I want to tell you a story:

Once upon a time, there was a large public organization with a large staff of web content curators. These curators dealt with a lot of content, and would often use ‘click here’ in their hypertext links to help users move between pages.  Like this:

For a copy of the full summer reading list, click here.

To see only the Elementary level list, click here.

To see the Intermediate level list, click here.

To see the High School level list, click here.

Everyone did it, because that’s how everyone else was doing it, and no one had ever said there might be a valid reason for it to be done differently.

One day, there was an annual conference where all the web content curators met.

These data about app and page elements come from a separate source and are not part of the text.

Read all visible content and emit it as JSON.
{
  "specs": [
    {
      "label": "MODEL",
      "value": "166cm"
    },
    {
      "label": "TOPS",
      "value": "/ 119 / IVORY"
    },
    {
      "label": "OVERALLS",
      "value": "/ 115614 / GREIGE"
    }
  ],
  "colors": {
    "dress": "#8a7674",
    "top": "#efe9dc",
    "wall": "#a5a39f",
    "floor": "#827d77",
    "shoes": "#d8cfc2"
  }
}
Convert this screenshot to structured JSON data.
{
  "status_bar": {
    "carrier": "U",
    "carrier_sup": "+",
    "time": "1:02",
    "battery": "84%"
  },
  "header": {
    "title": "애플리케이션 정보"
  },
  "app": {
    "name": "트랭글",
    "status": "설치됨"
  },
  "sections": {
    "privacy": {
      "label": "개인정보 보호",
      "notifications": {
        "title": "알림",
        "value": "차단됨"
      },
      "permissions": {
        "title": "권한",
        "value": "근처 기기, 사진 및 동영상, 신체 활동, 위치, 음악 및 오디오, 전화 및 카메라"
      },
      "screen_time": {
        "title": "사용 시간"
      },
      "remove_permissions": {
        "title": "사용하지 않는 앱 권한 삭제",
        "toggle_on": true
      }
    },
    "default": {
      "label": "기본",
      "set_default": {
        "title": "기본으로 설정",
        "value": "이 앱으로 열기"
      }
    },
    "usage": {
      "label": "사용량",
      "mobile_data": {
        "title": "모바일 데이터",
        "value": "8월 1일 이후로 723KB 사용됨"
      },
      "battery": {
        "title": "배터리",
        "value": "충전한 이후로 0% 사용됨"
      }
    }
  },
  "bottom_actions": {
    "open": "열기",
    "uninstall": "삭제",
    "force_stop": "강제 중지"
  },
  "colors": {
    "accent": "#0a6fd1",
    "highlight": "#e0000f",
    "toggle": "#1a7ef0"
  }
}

At this conference, emphasis was placed on people with accessibility challenges  who used alternative methods of accessing websites, such as screen readers.  It turned out that using a “click here” approach for hyperlink text presented navigational problems as they used their screen reader tool to jump from link to link within a given page.

Screen readers announce the hypertext of a link as it gains focus in the browser.  And having a computer say “Click here, click here, click here, click here” repeatedly is not nearly as screen reader friendly as having it say, “Summer reading list, elementary level list, intermediate level list, high school level list.”  Here’s a more accessible example:

For your convenience, here is a copy of the full summer reading list.  You can also see only the Elementary level list, the Intermediate level list,  or High School level list.

Now aware of this issue, many web content curators began to modify their linking habits . . . except for the IT Department, whose staff attended the annual conference but “didn’t get it.”  They continued to cling to their “click here” tradition, and would insist others do it when working on collaborative projects with them.

Which just goes to show, that although there are wonderful advances in the realm of accessibility . . . there is still no existing technology that can make up for a lack of empathy.